NORTH Tamworth residents claim council did not adequately consult residents about lot resizing in the Hills Plain precinct.
Tamworth Regional Council (TRC) carried a motion increasing the density of the estate from 3100 lots to as many as 4000 parcels of land. The move was passed despite opposition from the affected community and two councillors.
TRC director of planning and compliance Peter Thompson said the lot size reduction would utilise the full capacity of sewerage and water infrastructure council had invested in, and believed the smaller lots would be more attractive.
“The developers are finding a large uptake particularly for 2000 square metre lots, but if it’s a vacant lot it depends on whoever the purchaser is,” Mr Thompson said.
Two residents from the precinct spoke in front of council raising issues with the potential to increase living density and the lack of communication on the change.
Browns Ln resident Gerard O’Connor spoke at Tuesday night’s meeting and said “there was no imperative for ad hoc changes”.
Mr O’Connor aired concern the “amendment hinged on optimum use of sewerage infrastructure”.
Sequoia Dr resident Andrew Geddes told TRC the availability of spacious lots was the reason for a number of residents moving to Hills Plain from town.
“But the biggest disappointment was unless Gerard [O’Connor] told me, I would have known nothing,” Mr Geddes said.
“It seems like it was pushed through as quick as possible so no one knew about it.”
Councillors Mark Rodda and Jim Maxwell voted against the motion, agreeing current owners had purchased the land in “good faith” and the area should stay low-density.

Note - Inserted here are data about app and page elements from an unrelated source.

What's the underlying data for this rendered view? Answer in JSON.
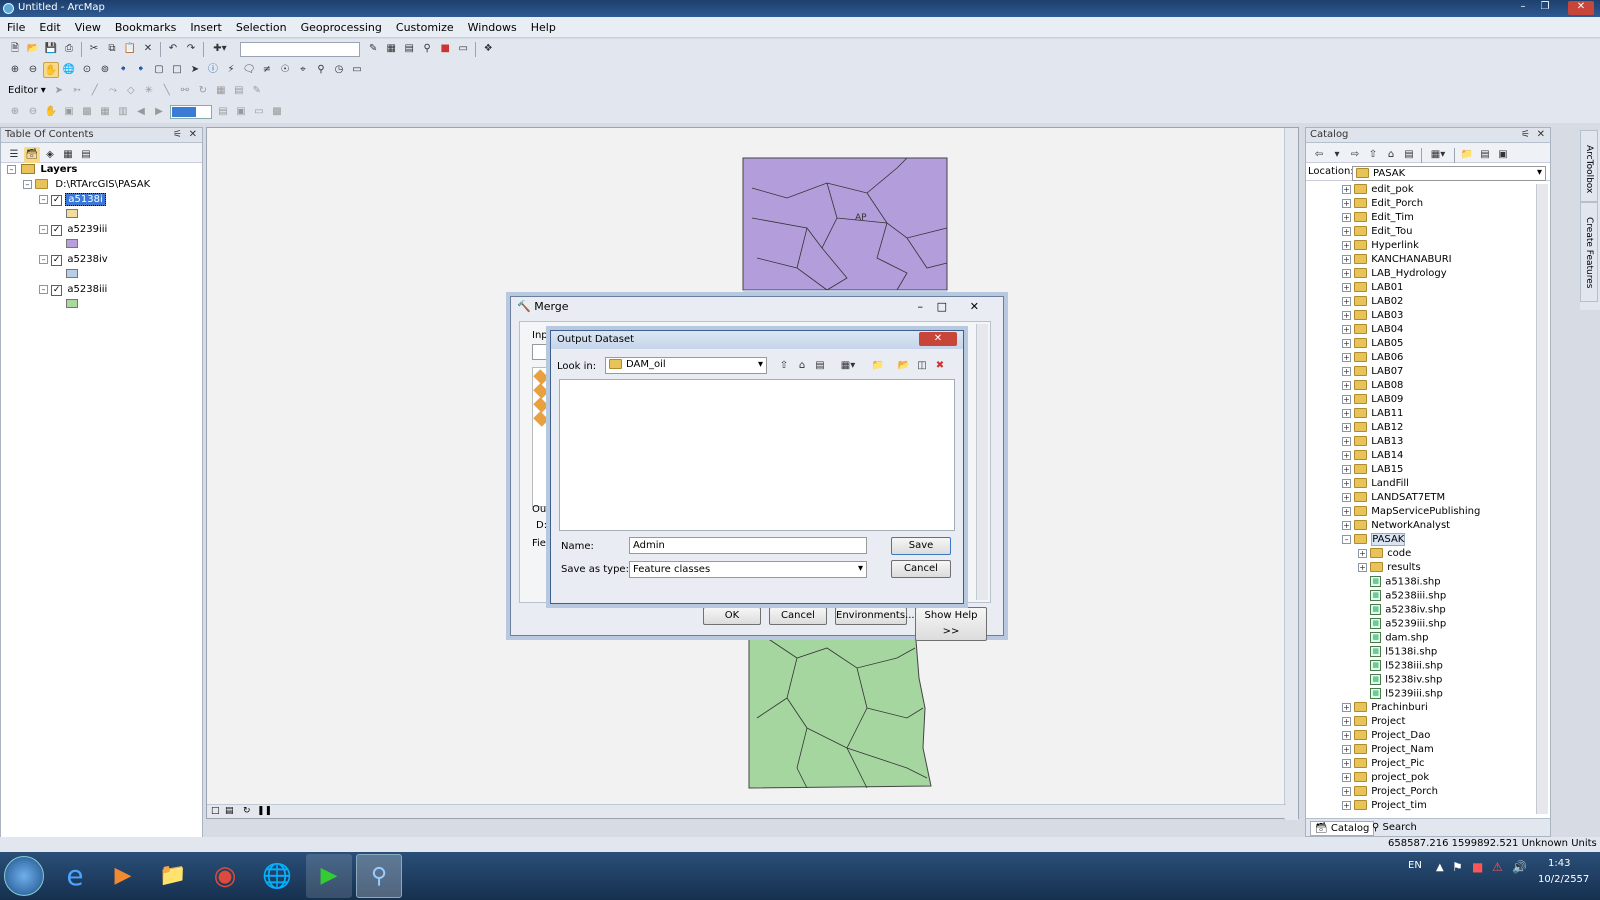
{
  "window": {
    "title": "Untitled - ArcMap"
  },
  "menu": [
    "File",
    "Edit",
    "View",
    "Bookmarks",
    "Insert",
    "Selection",
    "Geoprocessing",
    "Customize",
    "Windows",
    "Help"
  ],
  "editor_label": "Editor",
  "toc": {
    "title": "Table Of Contents",
    "root_label": "Layers",
    "folder_label": "D:\\RTArcGIS\\PASAK",
    "layers": [
      {
        "name": "a5138i",
        "color": "#f0dca0",
        "selected": true
      },
      {
        "name": "a5239iii",
        "color": "#b99fdb",
        "selected": false
      },
      {
        "name": "a5238iv",
        "color": "#b8cde8",
        "selected": false
      },
      {
        "name": "a5238iii",
        "color": "#a9d9a0",
        "selected": false
      }
    ]
  },
  "map": {
    "purple_color": "#b39ddb",
    "green_color": "#a5d6a0",
    "label": "AP"
  },
  "merge": {
    "title": "Merge",
    "input_label": "Inpu",
    "output_label": "Outp",
    "output_value": "D:",
    "field_label": "Field",
    "ok": "OK",
    "cancel": "Cancel",
    "environments": "Environments...",
    "show_help": "Show Help >>"
  },
  "output_dataset": {
    "title": "Output Dataset",
    "look_in_label": "Look in:",
    "look_in_value": "DAM_oil",
    "name_label": "Name:",
    "name_value": "Admin",
    "type_label": "Save as type:",
    "type_value": "Feature classes",
    "save": "Save",
    "cancel": "Cancel"
  },
  "catalog": {
    "title": "Catalog",
    "location_label": "Location:",
    "location_value": "PASAK",
    "items": [
      {
        "name": "edit_pok",
        "type": "folder",
        "level": 0
      },
      {
        "name": "Edit_Porch",
        "type": "folder",
        "level": 0
      },
      {
        "name": "Edit_Tim",
        "type": "folder",
        "level": 0
      },
      {
        "name": "Edit_Tou",
        "type": "folder",
        "level": 0
      },
      {
        "name": "Hyperlink",
        "type": "folder",
        "level": 0
      },
      {
        "name": "KANCHANABURI",
        "type": "folder",
        "level": 0
      },
      {
        "name": "LAB_Hydrology",
        "type": "folder",
        "level": 0
      },
      {
        "name": "LAB01",
        "type": "folder",
        "level": 0
      },
      {
        "name": "LAB02",
        "type": "folder",
        "level": 0
      },
      {
        "name": "LAB03",
        "type": "folder",
        "level": 0
      },
      {
        "name": "LAB04",
        "type": "folder",
        "level": 0
      },
      {
        "name": "LAB05",
        "type": "folder",
        "level": 0
      },
      {
        "name": "LAB06",
        "type": "folder",
        "level": 0
      },
      {
        "name": "LAB07",
        "type": "folder",
        "level": 0
      },
      {
        "name": "LAB08",
        "type": "folder",
        "level": 0
      },
      {
        "name": "LAB09",
        "type": "folder",
        "level": 0
      },
      {
        "name": "LAB11",
        "type": "folder",
        "level": 0
      },
      {
        "name": "LAB12",
        "type": "folder",
        "level": 0
      },
      {
        "name": "LAB13",
        "type": "folder",
        "level": 0
      },
      {
        "name": "LAB14",
        "type": "folder",
        "level": 0
      },
      {
        "name": "LAB15",
        "type": "folder",
        "level": 0
      },
      {
        "name": "LandFill",
        "type": "folder",
        "level": 0
      },
      {
        "name": "LANDSAT7ETM",
        "type": "folder",
        "level": 0
      },
      {
        "name": "MapServicePublishing",
        "type": "folder",
        "level": 0
      },
      {
        "name": "NetworkAnalyst",
        "type": "folder",
        "level": 0
      },
      {
        "name": "PASAK",
        "type": "folder-open",
        "level": 0,
        "selected": true
      },
      {
        "name": "code",
        "type": "folder",
        "level": 1
      },
      {
        "name": "results",
        "type": "folder",
        "level": 1
      },
      {
        "name": "a5138i.shp",
        "type": "shp",
        "level": 1
      },
      {
        "name": "a5238iii.shp",
        "type": "shp",
        "level": 1
      },
      {
        "name": "a5238iv.shp",
        "type": "shp",
        "level": 1
      },
      {
        "name": "a5239iii.shp",
        "type": "shp",
        "level": 1
      },
      {
        "name": "dam.shp",
        "type": "shp",
        "level": 1
      },
      {
        "name": "l5138i.shp",
        "type": "shp",
        "level": 1
      },
      {
        "name": "l5238iii.shp",
        "type": "shp",
        "level": 1
      },
      {
        "name": "l5238iv.shp",
        "type": "shp",
        "level": 1
      },
      {
        "name": "l5239iii.shp",
        "type": "shp",
        "level": 1
      },
      {
        "name": "Prachinburi",
        "type": "folder",
        "level": 0
      },
      {
        "name": "Project",
        "type": "folder",
        "level": 0
      },
      {
        "name": "Project_Dao",
        "type": "folder",
        "level": 0
      },
      {
        "name": "Project_Nam",
        "type": "folder",
        "level": 0
      },
      {
        "name": "Project_Pic",
        "type": "folder",
        "level": 0
      },
      {
        "name": "project_pok",
        "type": "folder",
        "level": 0
      },
      {
        "name": "Project_Porch",
        "type": "folder",
        "level": 0
      },
      {
        "name": "Project_tim",
        "type": "folder",
        "level": 0
      }
    ],
    "tabs": [
      "Catalog",
      "Search"
    ]
  },
  "side_tabs": [
    "ArcToolbox",
    "Create Features"
  ],
  "status": {
    "coords": "658587.216  1599892.521 Unknown Units"
  },
  "taskbar": {
    "lang": "EN",
    "time": "1:43",
    "date": "10/2/2557"
  }
}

“I can recall parcels of land advertised as low density; that was a selling point,” Cr Rodda said.
“Despite infrastructure council has invested, we have changed the goal posts.”
Deputy mayor Helen Tickle said “we need to look at what the market wants”.
“Demand is there for 1000-2000 square metre lots,” Cr Tickle said.
Cr Glenn Inglis said it was not uncommon for masterplans to be adjusted and predicted plans might be changed again. The councillor also said the community “consultation was very poor”.